Horizon Scanning-Metafore Towards a Shared Future-Base for the European Research Area
Europe is one of the global leaders in strategic foresight. From a continent that was mired in its own troubled and conflict‐ridden past, Europe has been gradually emerging over the past few decades as a region that wants to jointly and confidently embrace its future. The European Union is widely acknowledged as playing a key role in this transformation. Its very existence is forcing its member states and their citizens to explore new forms of governance in order to remain globally competitive in a future world that keeps changing at vertiginous speeds. Its high‐level initiatives such as ‘Europe 2020’ intend to push the European policy agenda towards ambitious objectives in areas such as employment, innovation, education, social inclusion and climate/energy. But nowhere is the forward‐leaning nature of the EU more visible than in the research area, where the European Union has been funding long‐term transnational framework programmes in many of the most promising fields of scientific discovery. The size and scope of many of these programmes are truly unique – even in comparison to analogous ones in the United States, Japan or (increasingly) China.
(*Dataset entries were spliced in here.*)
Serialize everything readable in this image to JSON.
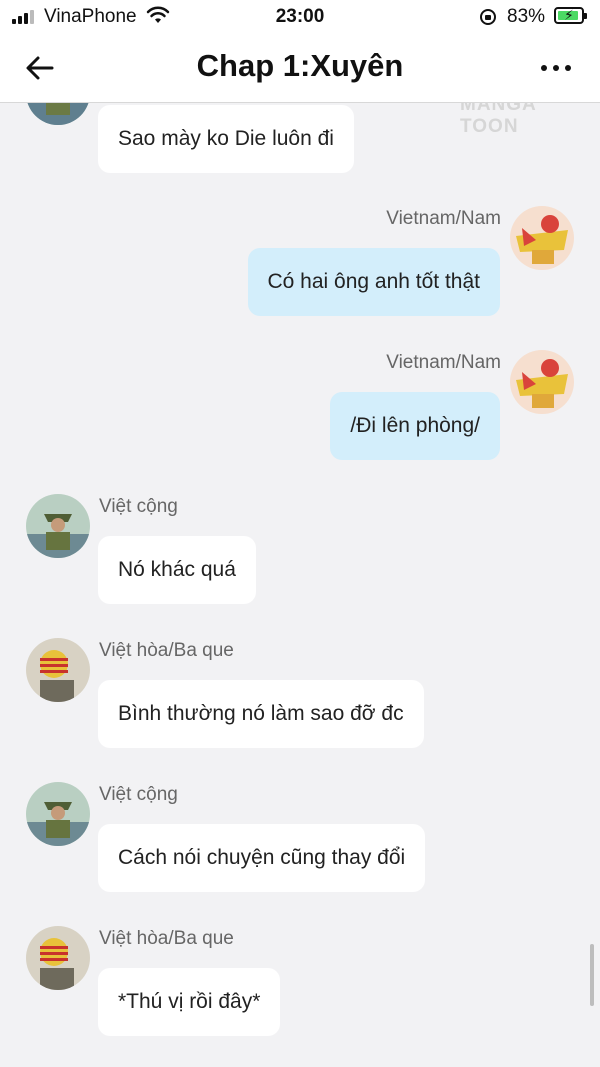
{
  "status_bar": {
    "carrier": "VinaPhone",
    "time": "23:00",
    "battery_percent": "83%",
    "signal_bars": 3,
    "charging": true
  },
  "header": {
    "title": "Chap 1:Xuyên",
    "back_icon": "arrow-left-icon",
    "more_icon": "more-horizontal-icon"
  },
  "watermark": "MANGA TOON",
  "messages": [
    {
      "side": "left",
      "name": "",
      "avatar": "green-avatar",
      "text": "Sao mày ko Die luôn đi"
    },
    {
      "side": "right",
      "name": "Vietnam/Nam",
      "avatar": "yellow-star-avatar",
      "text": "Có hai ông anh tốt thật"
    },
    {
      "side": "right",
      "name": "Vietnam/Nam",
      "avatar": "yellow-star-avatar",
      "text": "/Đi lên phòng/"
    },
    {
      "side": "left",
      "name": "Việt cộng",
      "avatar": "green-avatar",
      "text": "Nó khác quá"
    },
    {
      "side": "left",
      "name": "Việt hòa/Ba que",
      "avatar": "red-stripe-avatar",
      "text": "Bình thường nó làm sao đỡ đc"
    },
    {
      "side": "left",
      "name": "Việt cộng",
      "avatar": "green-avatar",
      "text": "Cách nói chuyện cũng thay đổi"
    },
    {
      "side": "left",
      "name": "Việt hòa/Ba que",
      "avatar": "red-stripe-avatar",
      "text": "*Thú vị rồi đây*"
    }
  ],
  "colors": {
    "background": "#f2f2f4",
    "left_bubble": "#ffffff",
    "right_bubble": "#d3eefb",
    "name_text": "#666666"
  }
}
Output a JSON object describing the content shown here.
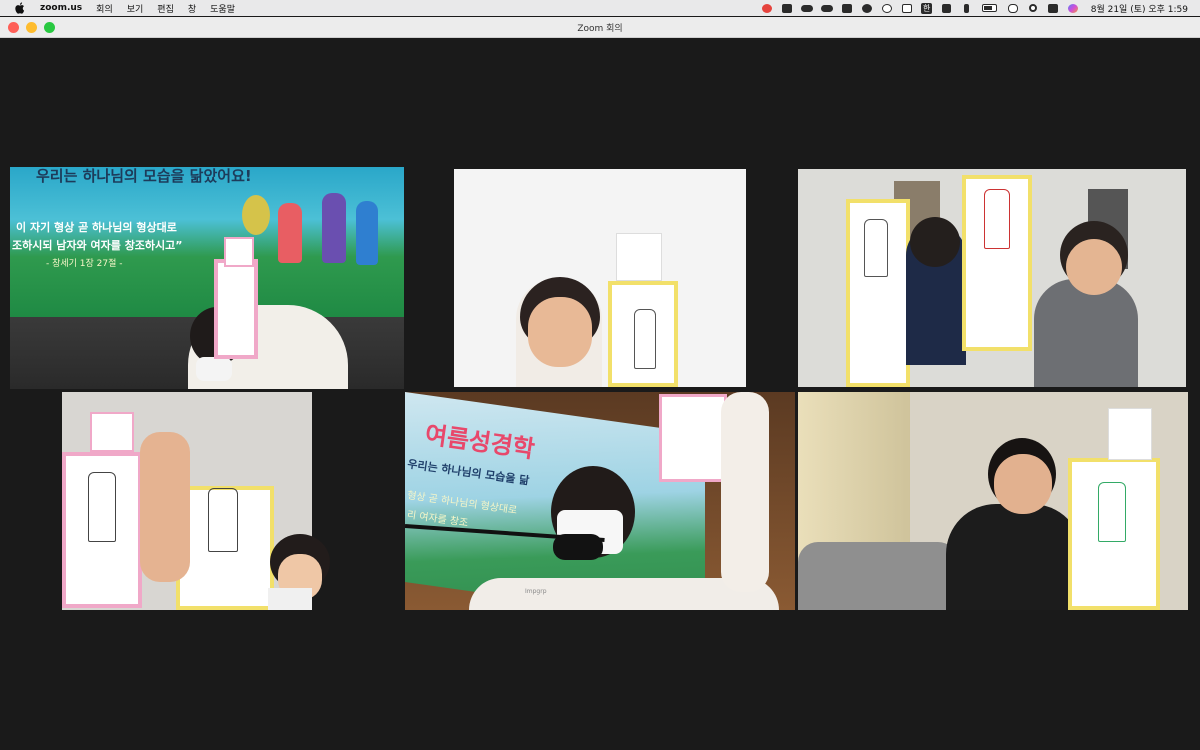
{
  "menubar": {
    "app_name": "zoom.us",
    "menus": [
      "회의",
      "보기",
      "편집",
      "창",
      "도움말"
    ],
    "status_icons": [
      "record-icon",
      "camera-icon",
      "cloud-icon",
      "cloud-icon",
      "grid-icon",
      "half-circle-icon",
      "play-icon",
      "window-icon",
      "hangul-icon",
      "volume-icon",
      "bluetooth-icon",
      "battery-icon",
      "link-icon",
      "search-icon",
      "control-center-icon",
      "siri-icon"
    ],
    "input_method": "한",
    "clock": "8월 21일 (토) 오후 1:59"
  },
  "window": {
    "title": "Zoom 회의"
  },
  "tiles": {
    "t1": {
      "banner_top": "우리는 하나님의 모습을 닮았어요!",
      "verse_line1": "이 자기 형상 곧 하나님의 형상대로",
      "verse_line2": "조하시되 남자와 여자를 창조하시고”",
      "verse_ref": "- 창세기 1장 27절 -"
    },
    "t5": {
      "banner_title": "여름성경학",
      "banner_sub": "우리는 하나님의 모습을 닮",
      "banner_verse1": "형상 곧 하나님의 형상대로",
      "banner_verse2": "리 여자를 창조",
      "mask_label": "Impgrp"
    }
  },
  "colors": {
    "active_speaker": "#d9e86a",
    "menubar_bg": "#e9e9ea",
    "window_bg": "#1a1a1a"
  }
}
Foresight is an important ingredient in this overall research agenda. Across its different research priorities, the EU may very well fund more foresight work than any other actor in the world. And yet many of these efforts remain largely uncoordinated. Most research projects that address ‘the future’ tend to start from scratch and to do their own foresight work in their own fields with their own methods. This paper will examine whether it might be possible to develop a shared European future‐base by describing some experiences that were accumulated by a small European policy think tank from The Netherlands – the The Hague Center for Strategic Studies – that is primarily working in the field of strategic studies. HCSS has been performing foresight work for various (national and multinational) public and private customers for about a decade now, and has also started building a more systematic ‘future‐base’ containing insights from a broad variety of global foresight studies.
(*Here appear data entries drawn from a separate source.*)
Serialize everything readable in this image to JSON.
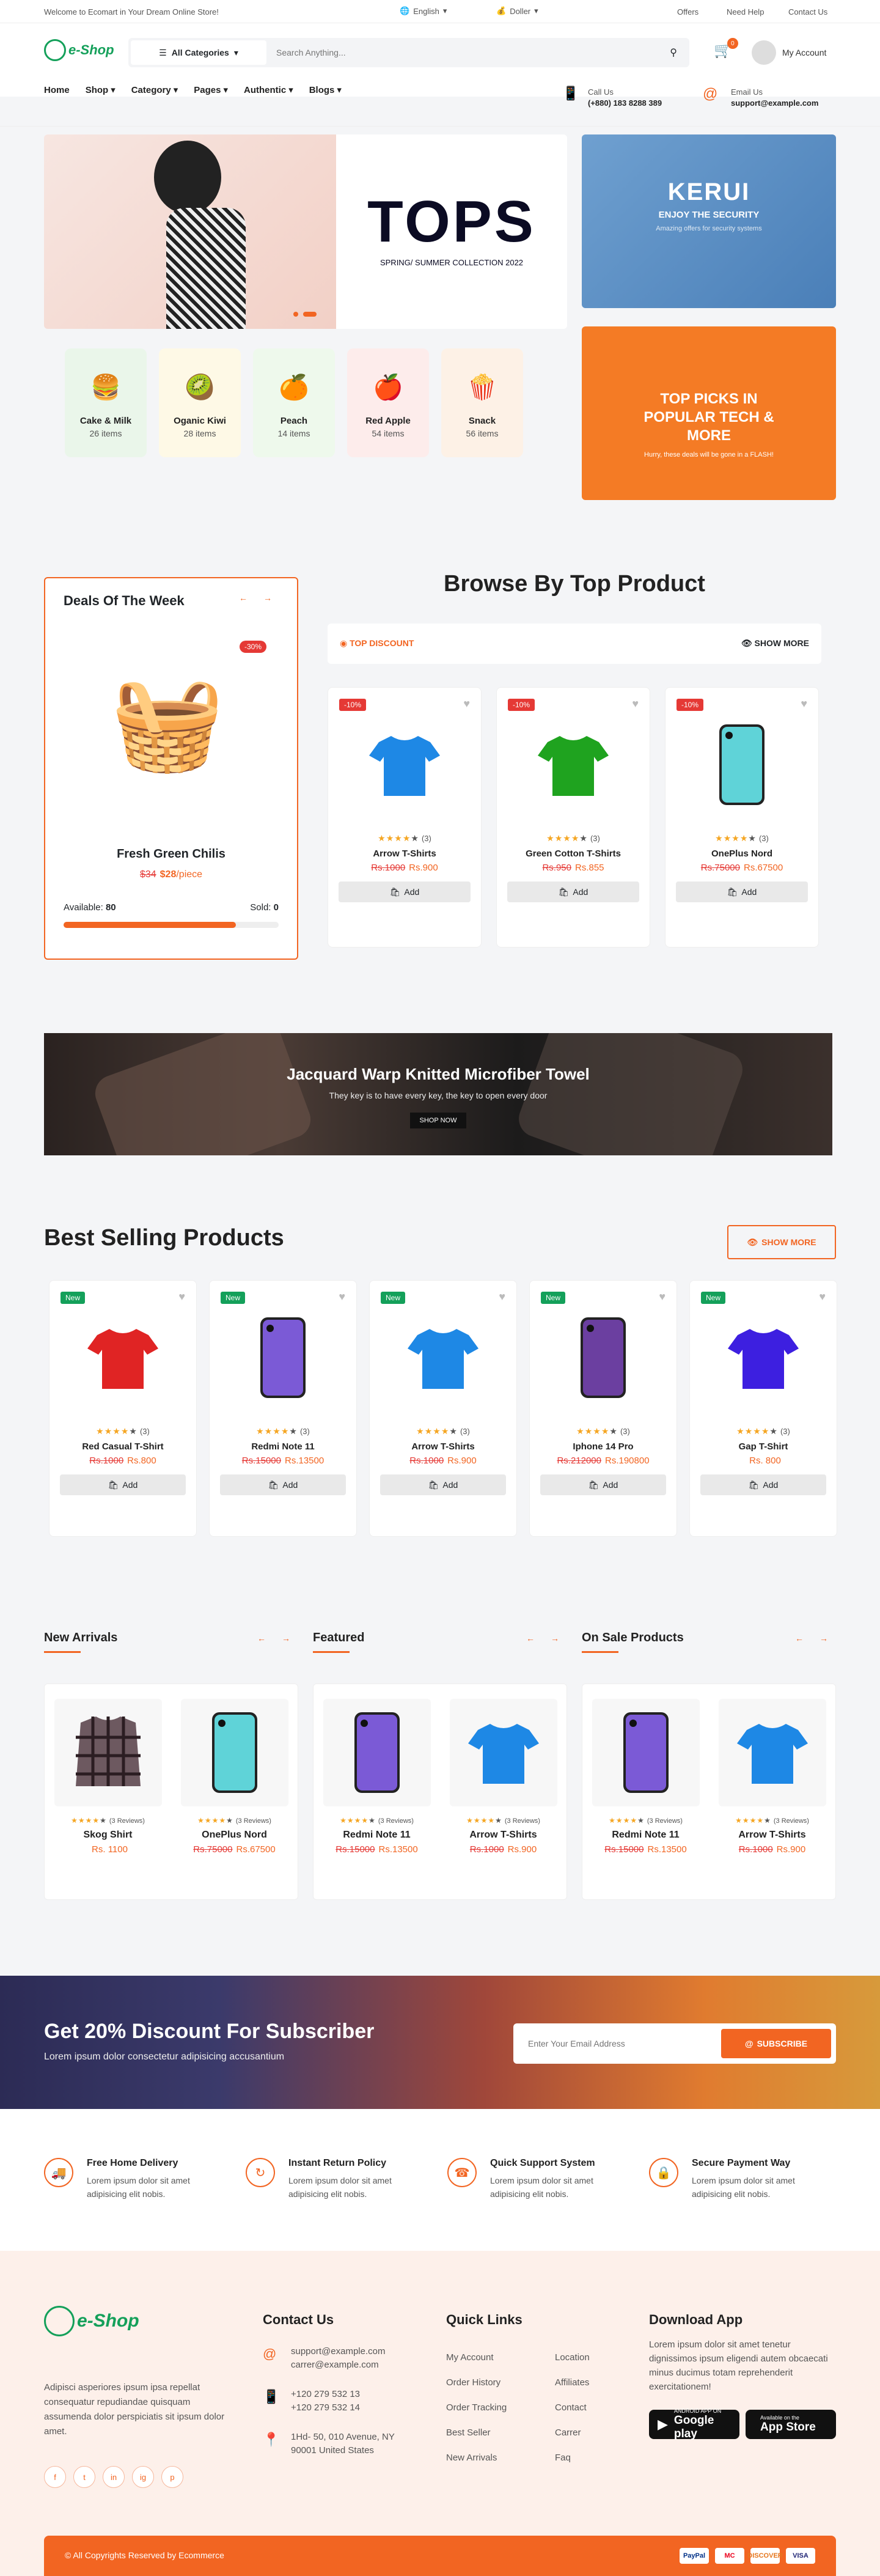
{
  "topbar": {
    "welcome": "Welcome to Ecomart in Your Dream Online Store!",
    "language": "English",
    "currency": "Doller",
    "links": [
      "Offers",
      "Need Help",
      "Contact Us"
    ]
  },
  "header": {
    "logo": "e-Shop",
    "cart_count": "0",
    "search_category": "All Categories",
    "search_placeholder": "Search Anything...",
    "account": "My Account",
    "call_label": "Call Us",
    "call_value": "(+880) 183 8288 389",
    "email_label": "Email Us",
    "email_value": "support@example.com"
  },
  "nav": [
    "Home",
    "Shop",
    "Category",
    "Pages",
    "Authentic",
    "Blogs"
  ],
  "hero": {
    "headline": "TOPS",
    "sub": "SPRING/ SUMMER COLLECTION 2022"
  },
  "promo1": {
    "title": "KERUI",
    "sub": "ENJOY THE SECURITY",
    "small": "Amazing offers for security systems"
  },
  "promo2": {
    "title": "TOP PICKS IN POPULAR TECH & MORE",
    "small": "Hurry, these deals will be gone in a FLASH!"
  },
  "categories": [
    {
      "name": "Cake & Milk",
      "count": "26 items",
      "icon": "🍔",
      "bg": "#eaf6ea"
    },
    {
      "name": "Oganic Kiwi",
      "count": "28 items",
      "icon": "🥝",
      "bg": "#fef9e6"
    },
    {
      "name": "Peach",
      "count": "14 items",
      "icon": "🍊",
      "bg": "#eef9ec"
    },
    {
      "name": "Red Apple",
      "count": "54 items",
      "icon": "🍎",
      "bg": "#fdeceb"
    },
    {
      "name": "Snack",
      "count": "56 items",
      "icon": "🍿",
      "bg": "#fdf1e6"
    }
  ],
  "deals": {
    "title": "Deals Of The Week",
    "badge": "-30%",
    "name": "Fresh Green Chilis",
    "old": "$34",
    "new": "$28",
    "unit": "/piece",
    "available_label": "Available:",
    "available": "80",
    "sold_label": "Sold:",
    "sold": "0",
    "progress": 0.8
  },
  "browse": {
    "title": "Browse By Top Product",
    "tab": "TOP DISCOUNT",
    "show_more": "SHOW MORE",
    "products": [
      {
        "badge": "-10%",
        "name": "Arrow T-Shirts",
        "old": "Rs.1000",
        "new": "Rs.900",
        "reviews": "(3)",
        "img": "tshirt",
        "color": "#1e88e5"
      },
      {
        "badge": "-10%",
        "name": "Green Cotton T-Shirts",
        "old": "Rs.950",
        "new": "Rs.855",
        "reviews": "(3)",
        "img": "tshirt",
        "color": "#1fa31f"
      },
      {
        "badge": "-10%",
        "name": "OnePlus Nord",
        "old": "Rs.75000",
        "new": "Rs.67500",
        "reviews": "(3)",
        "img": "phone",
        "color": "#5fd3d8"
      }
    ]
  },
  "add_label": "Add",
  "banner": {
    "title": "Jacquard Warp Knitted Microfiber Towel",
    "sub": "They key is to have every key, the key to open every door",
    "btn": "SHOP NOW"
  },
  "best": {
    "title": "Best Selling Products",
    "show_more": "SHOW MORE",
    "products": [
      {
        "badge": "New",
        "name": "Red Casual T-Shirt",
        "old": "Rs.1000",
        "new": "Rs.800",
        "reviews": "(3)",
        "img": "tshirt",
        "color": "#e02424"
      },
      {
        "badge": "New",
        "name": "Redmi Note 11",
        "old": "Rs.15000",
        "new": "Rs.13500",
        "reviews": "(3)",
        "img": "phone",
        "color": "#7b5ad6"
      },
      {
        "badge": "New",
        "name": "Arrow T-Shirts",
        "old": "Rs.1000",
        "new": "Rs.900",
        "reviews": "(3)",
        "img": "tshirt",
        "color": "#1e88e5"
      },
      {
        "badge": "New",
        "name": "Iphone 14 Pro",
        "old": "Rs.212000",
        "new": "Rs.190800",
        "reviews": "(3)",
        "img": "phone",
        "color": "#6b3fa0"
      },
      {
        "badge": "New",
        "name": "Gap T-Shirt",
        "old": "",
        "new": "Rs. 800",
        "reviews": "(3)",
        "img": "tshirt",
        "color": "#3d1fe0"
      }
    ]
  },
  "lists": [
    {
      "title": "New Arrivals",
      "items": [
        {
          "name": "Skog Shirt",
          "old": "",
          "new": "Rs. 1100",
          "reviews": "(3 Reviews)",
          "img": "shirt",
          "color": "#6d5960"
        },
        {
          "name": "OnePlus Nord",
          "old": "Rs.75000",
          "new": "Rs.67500",
          "reviews": "(3 Reviews)",
          "img": "phone",
          "color": "#5fd3d8"
        }
      ]
    },
    {
      "title": "Featured",
      "items": [
        {
          "name": "Redmi Note 11",
          "old": "Rs.15000",
          "new": "Rs.13500",
          "reviews": "(3 Reviews)",
          "img": "phone",
          "color": "#7b5ad6"
        },
        {
          "name": "Arrow T-Shirts",
          "old": "Rs.1000",
          "new": "Rs.900",
          "reviews": "(3 Reviews)",
          "img": "tshirt",
          "color": "#1e88e5"
        }
      ]
    },
    {
      "title": "On Sale Products",
      "items": [
        {
          "name": "Redmi Note 11",
          "old": "Rs.15000",
          "new": "Rs.13500",
          "reviews": "(3 Reviews)",
          "img": "phone",
          "color": "#7b5ad6"
        },
        {
          "name": "Arrow T-Shirts",
          "old": "Rs.1000",
          "new": "Rs.900",
          "reviews": "(3 Reviews)",
          "img": "tshirt",
          "color": "#1e88e5"
        }
      ]
    }
  ],
  "subscribe": {
    "title": "Get 20% Discount For Subscriber",
    "sub": "Lorem ipsum dolor consectetur adipisicing accusantium",
    "placeholder": "Enter Your Email Address",
    "btn": "SUBSCRIBE"
  },
  "features": [
    {
      "title": "Free Home Delivery",
      "text": "Lorem ipsum dolor sit amet adipisicing elit nobis.",
      "icon": "🚚"
    },
    {
      "title": "Instant Return Policy",
      "text": "Lorem ipsum dolor sit amet adipisicing elit nobis.",
      "icon": "↻"
    },
    {
      "title": "Quick Support System",
      "text": "Lorem ipsum dolor sit amet adipisicing elit nobis.",
      "icon": "☎"
    },
    {
      "title": "Secure Payment Way",
      "text": "Lorem ipsum dolor sit amet adipisicing elit nobis.",
      "icon": "🔒"
    }
  ],
  "footer": {
    "about": "Adipisci asperiores ipsum ipsa repellat consequatur repudiandae quisquam assumenda dolor perspiciatis sit ipsum dolor amet.",
    "social": [
      "f",
      "t",
      "in",
      "ig",
      "p"
    ],
    "contact_title": "Contact Us",
    "emails": [
      "support@example.com",
      "carrer@example.com"
    ],
    "phones": [
      "+120 279 532 13",
      "+120 279 532 14"
    ],
    "address": "1Hd- 50, 010 Avenue, NY 90001 United States",
    "quick_title": "Quick Links",
    "links1": [
      "My Account",
      "Order History",
      "Order Tracking",
      "Best Seller",
      "New Arrivals"
    ],
    "links2": [
      "Location",
      "Affiliates",
      "Contact",
      "Carrer",
      "Faq"
    ],
    "app_title": "Download App",
    "app_text": "Lorem ipsum dolor sit amet tenetur dignissimos ipsum eligendi autem obcaecati minus ducimus totam reprehenderit exercitationem!",
    "gp_small": "ANDROID APP ON",
    "gp_big": "Google play",
    "as_small": "Available on the",
    "as_big": "App Store",
    "copyright": "© All Copyrights Reserved by Ecommerce",
    "payments": [
      "PayPal",
      "MC",
      "DISCOVER",
      "VISA"
    ]
  },
  "colors": {
    "accent": "#f26522",
    "green": "#14a05a"
  }
}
This paper will start by introducing the idea and the rationale behind such a ‘future‐base’, will then describe the method used by HCSS and present some examples from foresight studies published in 2012 in the field of security. It will conclude with a brief analogous analysis of a number of EU FP7‐funded studies in order to show how EU research priorities could be compared to some of the findings from a future‐base like exercise.
ORBIS is powered by ESPAS, the European Strategy and Policy Analysis System, a unique inter-institutional project aimed at strengthening the EU's efforts in the crucial area of forward planning. ESPAS brings together the European Commission, the European Parliament, the Secretariat General of the Council of the European Union and the European External Action Service to strengthen the Union's collective administrative capacity to identify and analyse the key trends and challenges, and the resulting policy choices, which are likely to confront Europe and the wider world in the decades ahead.